[Task objective]: Return every line of the data exactly as it stands.

Website and app data records:
Content starts
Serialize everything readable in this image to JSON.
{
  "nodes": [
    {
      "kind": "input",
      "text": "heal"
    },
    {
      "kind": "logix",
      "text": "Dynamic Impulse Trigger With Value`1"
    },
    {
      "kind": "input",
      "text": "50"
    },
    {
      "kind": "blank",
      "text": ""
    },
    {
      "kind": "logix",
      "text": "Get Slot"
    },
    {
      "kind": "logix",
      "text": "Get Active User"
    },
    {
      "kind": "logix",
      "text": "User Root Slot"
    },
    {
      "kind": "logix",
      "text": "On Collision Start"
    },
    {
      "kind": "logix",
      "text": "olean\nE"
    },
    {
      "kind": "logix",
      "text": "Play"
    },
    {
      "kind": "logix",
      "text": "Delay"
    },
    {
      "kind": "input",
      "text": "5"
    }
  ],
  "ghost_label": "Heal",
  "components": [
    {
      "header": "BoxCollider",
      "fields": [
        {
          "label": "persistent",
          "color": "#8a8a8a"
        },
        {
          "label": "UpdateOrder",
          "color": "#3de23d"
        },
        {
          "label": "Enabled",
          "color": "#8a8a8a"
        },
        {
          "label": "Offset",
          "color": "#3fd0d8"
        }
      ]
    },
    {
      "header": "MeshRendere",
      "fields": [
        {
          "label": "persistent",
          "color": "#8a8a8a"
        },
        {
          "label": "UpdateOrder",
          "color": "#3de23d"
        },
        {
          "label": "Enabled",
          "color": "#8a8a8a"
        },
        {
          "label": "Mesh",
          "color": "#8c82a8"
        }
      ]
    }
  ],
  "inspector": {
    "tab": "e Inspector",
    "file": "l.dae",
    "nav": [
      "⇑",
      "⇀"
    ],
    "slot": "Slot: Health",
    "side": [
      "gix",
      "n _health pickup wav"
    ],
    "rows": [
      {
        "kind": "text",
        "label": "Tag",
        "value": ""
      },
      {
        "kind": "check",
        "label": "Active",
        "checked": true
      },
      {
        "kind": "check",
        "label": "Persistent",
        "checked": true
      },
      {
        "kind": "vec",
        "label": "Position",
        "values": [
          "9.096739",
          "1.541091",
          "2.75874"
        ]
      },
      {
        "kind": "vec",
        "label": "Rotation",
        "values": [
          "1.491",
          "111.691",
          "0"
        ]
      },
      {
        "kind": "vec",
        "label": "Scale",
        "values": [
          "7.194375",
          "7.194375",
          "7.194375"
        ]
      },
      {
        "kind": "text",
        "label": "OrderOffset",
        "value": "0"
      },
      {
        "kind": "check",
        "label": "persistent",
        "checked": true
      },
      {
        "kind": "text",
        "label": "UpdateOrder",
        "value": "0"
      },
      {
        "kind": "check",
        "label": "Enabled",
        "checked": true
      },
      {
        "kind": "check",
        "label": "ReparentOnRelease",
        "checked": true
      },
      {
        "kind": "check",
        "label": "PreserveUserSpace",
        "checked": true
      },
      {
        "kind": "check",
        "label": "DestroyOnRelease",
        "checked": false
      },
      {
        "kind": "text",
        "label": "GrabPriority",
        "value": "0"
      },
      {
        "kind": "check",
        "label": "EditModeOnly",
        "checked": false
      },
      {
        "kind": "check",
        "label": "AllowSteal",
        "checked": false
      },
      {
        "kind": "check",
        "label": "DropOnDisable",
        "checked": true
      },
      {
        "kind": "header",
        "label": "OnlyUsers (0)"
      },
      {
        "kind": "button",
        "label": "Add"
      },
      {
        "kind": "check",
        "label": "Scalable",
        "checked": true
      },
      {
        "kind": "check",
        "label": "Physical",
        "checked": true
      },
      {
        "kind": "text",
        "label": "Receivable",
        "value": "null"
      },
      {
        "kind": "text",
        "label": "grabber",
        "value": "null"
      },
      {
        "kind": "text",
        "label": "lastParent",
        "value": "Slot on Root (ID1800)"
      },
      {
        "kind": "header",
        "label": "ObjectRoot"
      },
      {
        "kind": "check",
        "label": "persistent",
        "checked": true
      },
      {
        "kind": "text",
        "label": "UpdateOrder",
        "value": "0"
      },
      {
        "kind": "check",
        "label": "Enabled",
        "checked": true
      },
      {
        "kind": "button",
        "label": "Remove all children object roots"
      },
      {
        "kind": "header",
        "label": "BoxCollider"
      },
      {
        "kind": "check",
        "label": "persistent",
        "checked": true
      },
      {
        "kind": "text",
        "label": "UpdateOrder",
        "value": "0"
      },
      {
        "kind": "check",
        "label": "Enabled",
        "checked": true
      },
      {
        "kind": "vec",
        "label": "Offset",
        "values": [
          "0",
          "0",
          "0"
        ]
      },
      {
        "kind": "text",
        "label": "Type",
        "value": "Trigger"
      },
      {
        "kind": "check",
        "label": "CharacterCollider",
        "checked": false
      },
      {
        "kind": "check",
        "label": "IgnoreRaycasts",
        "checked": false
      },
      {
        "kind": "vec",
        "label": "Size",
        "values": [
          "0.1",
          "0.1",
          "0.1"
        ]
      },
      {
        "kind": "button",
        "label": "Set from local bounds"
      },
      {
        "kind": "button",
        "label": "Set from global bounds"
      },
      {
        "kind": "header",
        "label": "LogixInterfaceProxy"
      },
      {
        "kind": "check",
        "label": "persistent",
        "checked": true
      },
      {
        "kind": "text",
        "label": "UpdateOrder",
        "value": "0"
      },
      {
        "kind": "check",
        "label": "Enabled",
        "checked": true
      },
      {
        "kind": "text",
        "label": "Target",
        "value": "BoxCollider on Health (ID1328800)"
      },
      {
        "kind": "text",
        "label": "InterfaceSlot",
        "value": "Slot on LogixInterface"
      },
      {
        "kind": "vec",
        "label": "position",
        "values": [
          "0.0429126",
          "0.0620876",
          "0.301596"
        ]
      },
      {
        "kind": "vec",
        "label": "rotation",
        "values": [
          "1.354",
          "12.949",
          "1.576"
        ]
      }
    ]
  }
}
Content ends
[Answer to this task]:
Serialize everything readable in this image to JSON.
{
  "nodes": [
    {
      "kind": "input",
      "text": "heal"
    },
    {
      "kind": "logix",
      "text": "Dynamic Impulse Trigger With Value`1"
    },
    {
      "kind": "input",
      "text": "50"
    },
    {
      "kind": "blank",
      "text": ""
    },
    {
      "kind": "logix",
      "text": "Get Slot"
    },
    {
      "kind": "logix",
      "text": "Get Active User"
    },
    {
      "kind": "logix",
      "text": "User Root Slot"
    },
    {
      "kind": "logix",
      "text": "On Collision Start"
    },
    {
      "kind": "logix",
      "text": "olean\nE"
    },
    {
      "kind": "logix",
      "text": "Play"
    },
    {
      "kind": "logix",
      "text": "Delay"
    },
    {
      "kind": "input",
      "text": "5"
    }
  ],
  "ghost_label": "Heal",
  "components": [
    {
      "header": "BoxCollider",
      "fields": [
        {
          "label": "persistent",
          "color": "#8a8a8a"
        },
        {
          "label": "UpdateOrder",
          "color": "#3de23d"
        },
        {
          "label": "Enabled",
          "color": "#8a8a8a"
        },
        {
          "label": "Offset",
          "color": "#3fd0d8"
        }
      ]
    },
    {
      "header": "MeshRendere",
      "fields": [
        {
          "label": "persistent",
          "color": "#8a8a8a"
        },
        {
          "label": "UpdateOrder",
          "color": "#3de23d"
        },
        {
          "label": "Enabled",
          "color": "#8a8a8a"
        },
        {
          "label": "Mesh",
          "color": "#8c82a8"
        }
      ]
    }
  ],
  "inspector": {
    "tab": "e Inspector",
    "file": "l.dae",
    "nav": [
      "⇑",
      "⇀"
    ],
    "slot": "Slot: Health",
    "side": [
      "gix",
      "n _health pickup wav"
    ],
    "rows": [
      {
        "kind": "text",
        "label": "Tag",
        "value": ""
      },
      {
        "kind": "check",
        "label": "Active",
        "checked": true
      },
      {
        "kind": "check",
        "label": "Persistent",
        "checked": true
      },
      {
        "kind": "vec",
        "label": "Position",
        "values": [
          "9.096739",
          "1.541091",
          "2.75874"
        ]
      },
      {
        "kind": "vec",
        "label": "Rotation",
        "values": [
          "1.491",
          "111.691",
          "0"
        ]
      },
      {
        "kind": "vec",
        "label": "Scale",
        "values": [
          "7.194375",
          "7.194375",
          "7.194375"
        ]
      },
      {
        "kind": "text",
        "label": "OrderOffset",
        "value": "0"
      },
      {
        "kind": "check",
        "label": "persistent",
        "checked": true
      },
      {
        "kind": "text",
        "label": "UpdateOrder",
        "value": "0"
      },
      {
        "kind": "check",
        "label": "Enabled",
        "checked": true
      },
      {
        "kind": "check",
        "label": "ReparentOnRelease",
        "checked": true
      },
      {
        "kind": "check",
        "label": "PreserveUserSpace",
        "checked": true
      },
      {
        "kind": "check",
        "label": "DestroyOnRelease",
        "checked": false
      },
      {
        "kind": "text",
        "label": "GrabPriority",
        "value": "0"
      },
      {
        "kind": "check",
        "label": "EditModeOnly",
        "checked": false
      },
      {
        "kind": "check",
        "label": "AllowSteal",
        "checked": false
      },
      {
        "kind": "check",
        "label": "DropOnDisable",
        "checked": true
      },
      {
        "kind": "header",
        "label": "OnlyUsers (0)"
      },
      {
        "kind": "button",
        "label": "Add"
      },
      {
        "kind": "check",
        "label": "Scalable",
        "checked": true
      },
      {
        "kind": "check",
        "label": "Physical",
        "checked": true
      },
      {
        "kind": "text",
        "label": "Receivable",
        "value": "null"
      },
      {
        "kind": "text",
        "label": "grabber",
        "value": "null"
      },
      {
        "kind": "text",
        "label": "lastParent",
        "value": "Slot on Root (ID1800)"
      },
      {
        "kind": "header",
        "label": "ObjectRoot"
      },
      {
        "kind": "check",
        "label": "persistent",
        "checked": true
      },
      {
        "kind": "text",
        "label": "UpdateOrder",
        "value": "0"
      },
      {
        "kind": "check",
        "label": "Enabled",
        "checked": true
      },
      {
        "kind": "button",
        "label": "Remove all children object roots"
      },
      {
        "kind": "header",
        "label": "BoxCollider"
      },
      {
        "kind": "check",
        "label": "persistent",
        "checked": true
      },
      {
        "kind": "text",
        "label": "UpdateOrder",
        "value": "0"
      },
      {
        "kind": "check",
        "label": "Enabled",
        "checked": true
      },
      {
        "kind": "vec",
        "label": "Offset",
        "values": [
          "0",
          "0",
          "0"
        ]
      },
      {
        "kind": "text",
        "label": "Type",
        "value": "Trigger"
      },
      {
        "kind": "check",
        "label": "CharacterCollider",
        "checked": false
      },
      {
        "kind": "check",
        "label": "IgnoreRaycasts",
        "checked": false
      },
      {
        "kind": "vec",
        "label": "Size",
        "values": [
          "0.1",
          "0.1",
          "0.1"
        ]
      },
      {
        "kind": "button",
        "label": "Set from local bounds"
      },
      {
        "kind": "button",
        "label": "Set from global bounds"
      },
      {
        "kind": "header",
        "label": "LogixInterfaceProxy"
      },
      {
        "kind": "check",
        "label": "persistent",
        "checked": true
      },
      {
        "kind": "text",
        "label": "UpdateOrder",
        "value": "0"
      },
      {
        "kind": "check",
        "label": "Enabled",
        "checked": true
      },
      {
        "kind": "text",
        "label": "Target",
        "value": "BoxCollider on Health (ID1328800)"
      },
      {
        "kind": "text",
        "label": "InterfaceSlot",
        "value": "Slot on LogixInterface"
      },
      {
        "kind": "vec",
        "label": "position",
        "values": [
          "0.0429126",
          "0.0620876",
          "0.301596"
        ]
      },
      {
        "kind": "vec",
        "label": "rotation",
        "values": [
          "1.354",
          "12.949",
          "1.576"
        ]
      }
    ]
  }
}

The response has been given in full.